In the early 1980s, the fabled McLellin journals were reportedly located by the infamous document forger, Mark Hofmann. Little did anyone know that they were soon to be found in the holdings of The Church of Jesus Christ of Latter-day Saints, which had acquired the journals in 1908.

These six detailed and fascinating journals, written from 1831 to 1836 during McLellin’s most faithful years, now shed new light on the nature of early Mormon worship and doctrine, as well as on religious attitudes in America in the 1830s. They document his daily travels, meetings, preachings, healings, sufferings, and feelings. They offer many clues toward solving the mystery of McLellin in early Mormon history.
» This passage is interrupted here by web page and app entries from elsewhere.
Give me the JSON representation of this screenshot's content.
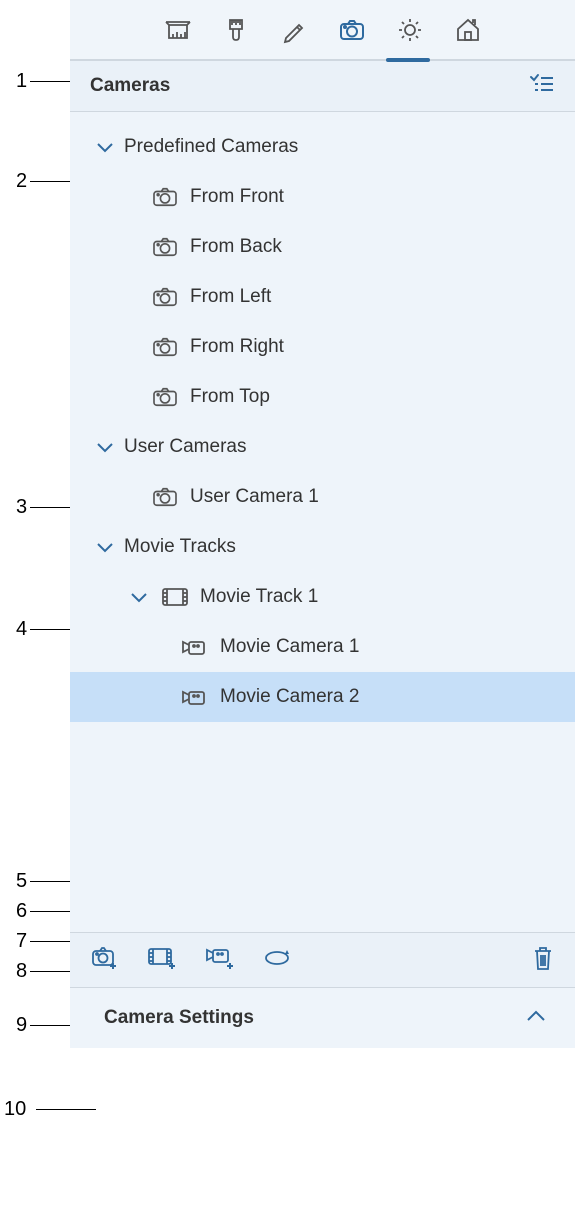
{
  "toolbar": {
    "active_tab_index": 3
  },
  "header": {
    "title": "Cameras"
  },
  "tree": {
    "predefined": {
      "label": "Predefined Cameras",
      "items": [
        {
          "label": "From Front"
        },
        {
          "label": "From Back"
        },
        {
          "label": "From Left"
        },
        {
          "label": "From Right"
        },
        {
          "label": "From Top"
        }
      ]
    },
    "user": {
      "label": "User Cameras",
      "items": [
        {
          "label": "User Camera 1"
        }
      ]
    },
    "movie": {
      "label": "Movie Tracks",
      "tracks": [
        {
          "label": "Movie Track 1",
          "cameras": [
            {
              "label": "Movie Camera 1",
              "selected": false
            },
            {
              "label": "Movie Camera 2",
              "selected": true
            }
          ]
        }
      ]
    }
  },
  "settings": {
    "title": "Camera Settings"
  },
  "callouts": {
    "1": "1",
    "2": "2",
    "3": "3",
    "4": "4",
    "5": "5",
    "6": "6",
    "7": "7",
    "8": "8",
    "9": "9",
    "10": "10"
  }
}
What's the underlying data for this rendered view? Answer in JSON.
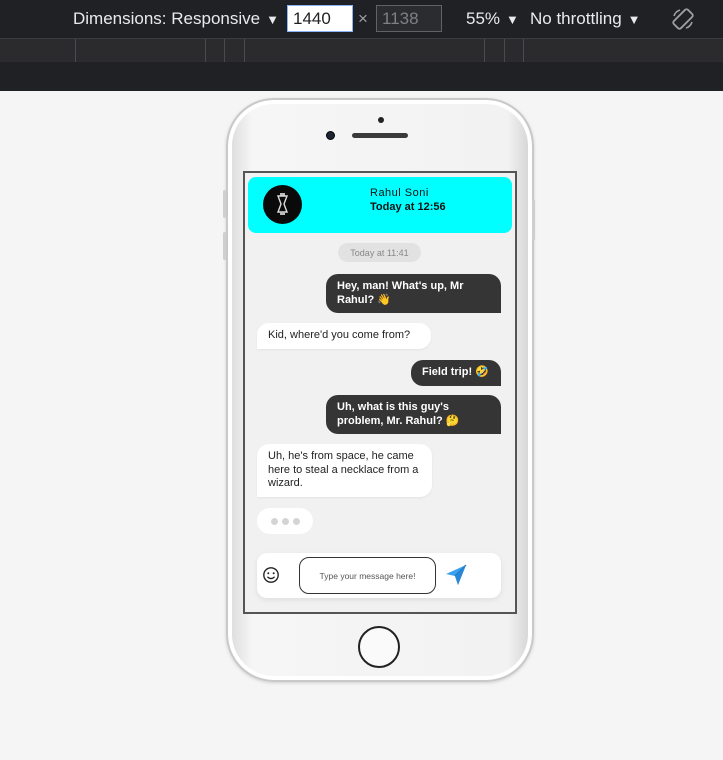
{
  "devtools": {
    "dimensions_label": "Dimensions: Responsive",
    "width_value": "1440",
    "height_value": "1138",
    "times_symbol": "×",
    "zoom_label": "55%",
    "throttling_label": "No throttling",
    "caret": "▼",
    "icons": {
      "rotate": "rotate-icon",
      "caret": "caret-down-icon"
    }
  },
  "chat": {
    "contact_name": "Rahul Soni",
    "contact_status": "Today at 12:56",
    "date_separator": "Today at 11:41",
    "header_color": "#00ffff",
    "outgoing_color": "#353535",
    "messages": [
      {
        "direction": "out",
        "text": "Hey, man! What's up, Mr Rahul? 👋"
      },
      {
        "direction": "in",
        "text": "Kid, where'd you come from?"
      },
      {
        "direction": "out",
        "text": "Field trip! 🤣"
      },
      {
        "direction": "out",
        "text": "Uh, what is this guy's problem, Mr. Rahul? 🤔"
      },
      {
        "direction": "in",
        "text": "Uh, he's from space, he came here to steal a necklace from a wizard."
      }
    ],
    "input_placeholder": "Type your message here!",
    "icons": {
      "emoji": "smiley-icon",
      "send": "paper-plane-icon",
      "avatar": "avatar-icon"
    }
  }
}
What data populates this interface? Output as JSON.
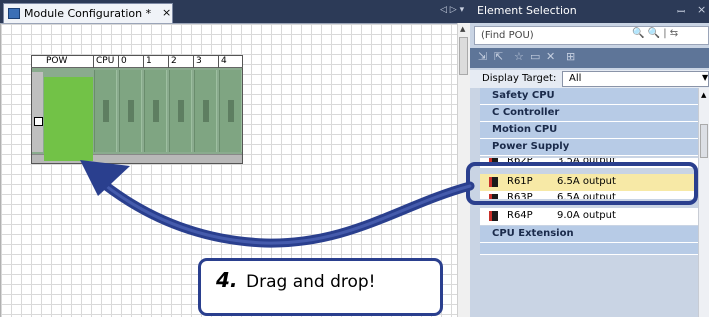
{
  "left_pane": {
    "tab_title": "Module Configuration *",
    "tab_close": "×",
    "tab_arrows": "◁ ▷ ▾",
    "base_unit": {
      "slots": [
        "POW",
        "CPU",
        "0",
        "1",
        "2",
        "3",
        "4"
      ]
    }
  },
  "right_pane": {
    "title": "Element Selection",
    "pin": "ꟷ",
    "close": "×",
    "find_placeholder": "(Find POU)",
    "find_buttons": "🔍 🔍 | ⇆",
    "toolbar_icons": [
      "⇲",
      "⇱",
      "☆",
      "▭",
      "✕",
      "⊞"
    ],
    "display_target_label": "Display Target:",
    "display_target_value": "All",
    "categories": {
      "safety_cpu": "Safety CPU",
      "c_controller": "C Controller",
      "motion_cpu": "Motion CPU",
      "power_supply": "Power Supply",
      "cpu_extension": "CPU Extension"
    },
    "items": [
      {
        "name": "R62P",
        "desc": "3.5A output"
      },
      {
        "name": "R61P",
        "desc": "6.5A output"
      },
      {
        "name": "R63P",
        "desc": "6.5A output"
      },
      {
        "name": "R64P",
        "desc": "9.0A output"
      }
    ]
  },
  "callout": {
    "step_number": "4.",
    "text": "Drag and drop!"
  },
  "colors": {
    "highlight": "#2a3f8e",
    "power_module": "#72c247",
    "selected_row": "#f7e9a6"
  }
}
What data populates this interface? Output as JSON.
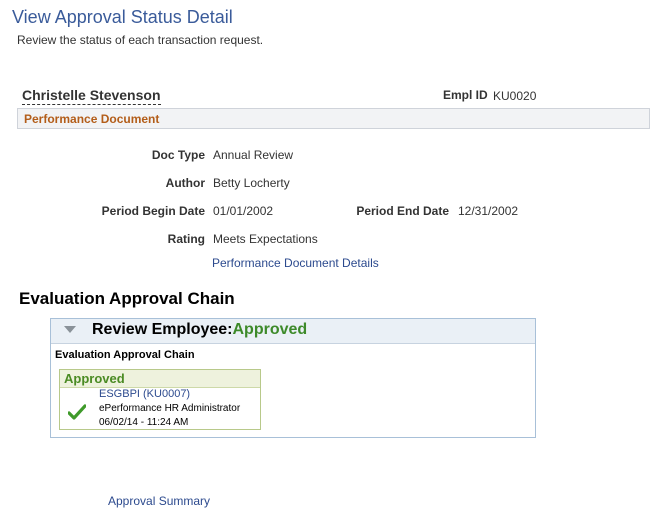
{
  "page": {
    "title": "View Approval Status Detail",
    "description": "Review the status of each transaction request."
  },
  "employee": {
    "name": "Christelle Stevenson",
    "empl_id_label": "Empl ID",
    "empl_id": "KU0020"
  },
  "document": {
    "section_title": "Performance Document",
    "doc_type_label": "Doc Type",
    "doc_type": "Annual Review",
    "author_label": "Author",
    "author": "Betty Locherty",
    "period_begin_label": "Period Begin Date",
    "period_begin": "01/01/2002",
    "period_end_label": "Period End Date",
    "period_end": "12/31/2002",
    "rating_label": "Rating",
    "rating": "Meets Expectations",
    "details_link": "Performance Document Details"
  },
  "approval_chain": {
    "title": "Evaluation Approval Chain",
    "header_label": "Review Employee:",
    "header_status": "Approved",
    "sub_title": "Evaluation Approval Chain",
    "approver": {
      "status": "Approved",
      "name": "ESGBPI (KU0007)",
      "role": "ePerformance HR Administrator",
      "datetime": "06/02/14 - 11:24 AM"
    }
  },
  "footer": {
    "summary_link": "Approval Summary"
  },
  "colors": {
    "title_blue": "#3a5b9a",
    "section_orange": "#b35d19",
    "approved_green": "#4a8b23",
    "link_blue": "#2c4a8e"
  }
}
McLellin died in Independence, Missouri, in 1883. Although no longer affiliated with any LDS church or party, he held firm to his testimony of the Book of Mormon and to the events he experienced and reported in these remarkable journals.

 

“McLellin’s unusually full and literate journals open to view another side of Mormonism that was flourishing in the tiny hamlets and small towns of America.”

— Jan Shipps

“In early Mormon documents like McLellin’s journals, one finds all of the makings of a modern Acts of the Apostles.”

— John W. Welch

 

An essential source for anyone interested in the beginnings of Mormonism and the religious history of America.

Copublished by the University of Illinois Press and BYU Studies, with permission of The Church of Jesus Christ of Latter-day Saints.

Additional information

Weight 44.909519 oz
Dimensions 9 × 6 in
Pages

520

Binding

Paperback